from a, negative and peraino, "to complete, finish," signifies "interminable, endless;" it is said of genealogies,  1—Timothy 1:4 . In the Sept.,  Job 36:26 .

Webster's Dictionary [2]

(1): ( a.) Without profitable end; fruitless; unsatisfying.

(2): ( a.) Void of design; objectless; as, an endless pursuit.

(3): ( a.) Without end; having no end or conclusion; perpetual; interminable; - applied to length, and to duration; as, an endless line; endless time; endless bliss; endless praise; endless clamor.

(4): ( a.) Infinite; excessive; unlimited.

King James Dictionary [3]

END'LESS, a. See End. Without end having no end or conclusion applied to length, and to duration as an endless line endless progression endless duration endless bliss.

1. Perpetual incessant continual as endless praise endless clamor.

International Standard Bible Encyclopedia [4]

end´les ( ἀκατάλυτος , akatálutos ( Hebrews 7:16 , ἀπέραντος , apérantos ( 1 Timothy 1:4 )): This English word occurs twice in the New Testament, and is there represented by the two Greek words above noted.

(1) In  Hebrews 7:16 Jesus is said to be a priest "after the power of an endless life." The word means literally, as in the Revised Version, margin, "indissoluble." It is not simply that Christ's priesthood was eternal. The priesthood was based upon His possession, by nature, of a life which in time and eternity death could not touch. This distinguished Him essentially from priests under the law.

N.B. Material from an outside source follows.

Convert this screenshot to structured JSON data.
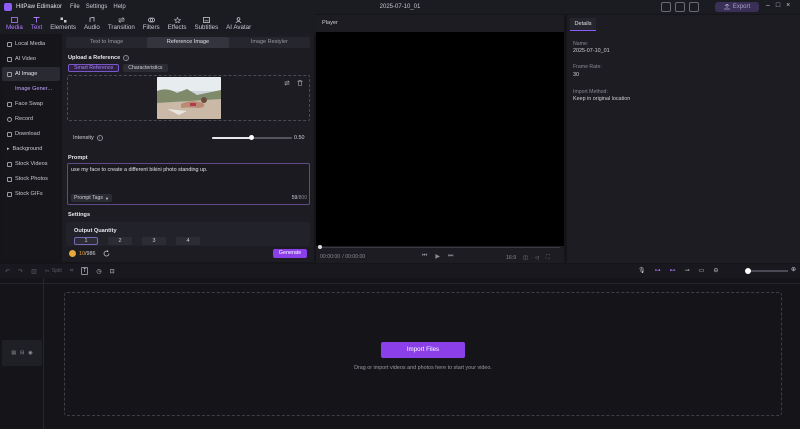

(2) In  1 Timothy 1:4 , Paul warns Timothy against giving heed in his ministry to "fables ( múthoi ) and endless (limitless) genealogies." The allusion seems to be to the series of emanations (aeons) in Gnostic speculation, to which no limit could be set.

Distinct from the above are the words denoting "everlasting," "eternal," which see.

References